*** Opening Record excerpts ***

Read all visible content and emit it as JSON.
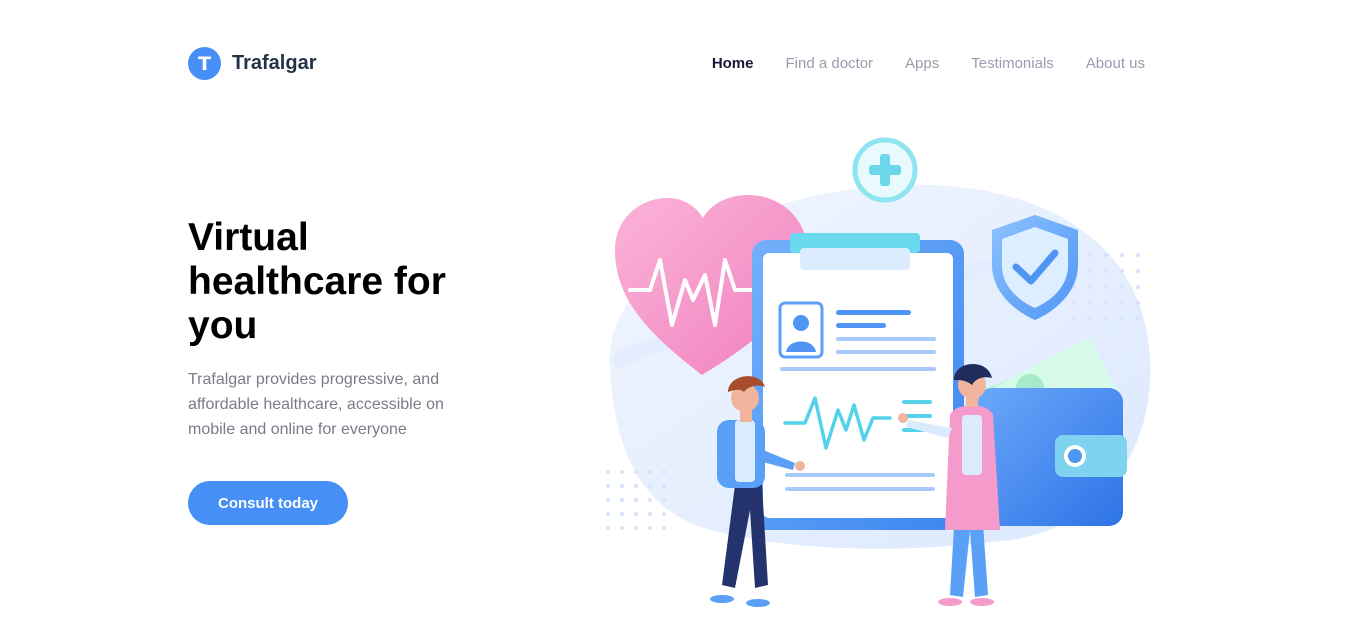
{
  "brand": {
    "initial": "T",
    "name": "Trafalgar",
    "accent": "#458ff6"
  },
  "nav": {
    "items": [
      {
        "label": "Home",
        "active": true
      },
      {
        "label": "Find a doctor",
        "active": false
      },
      {
        "label": "Apps",
        "active": false
      },
      {
        "label": "Testimonials",
        "active": false
      },
      {
        "label": "About us",
        "active": false
      }
    ]
  },
  "hero": {
    "title": "Virtual healthcare for you",
    "description": "Trafalgar provides progressive, and affordable healthcare, accessible on mobile and online for everyone",
    "cta_label": "Consult today"
  },
  "illustration": {
    "icons": [
      "heart-icon",
      "plus-icon",
      "shield-check-icon",
      "wallet-icon",
      "clipboard-icon",
      "doctor-figure",
      "patient-figure"
    ]
  }
}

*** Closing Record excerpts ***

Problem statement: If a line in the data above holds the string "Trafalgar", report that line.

Your response:
    "name": "Trafalgar",
    "description": "Trafalgar provides progressive, and affordable healthcare, accessible on mobile and online for everyone",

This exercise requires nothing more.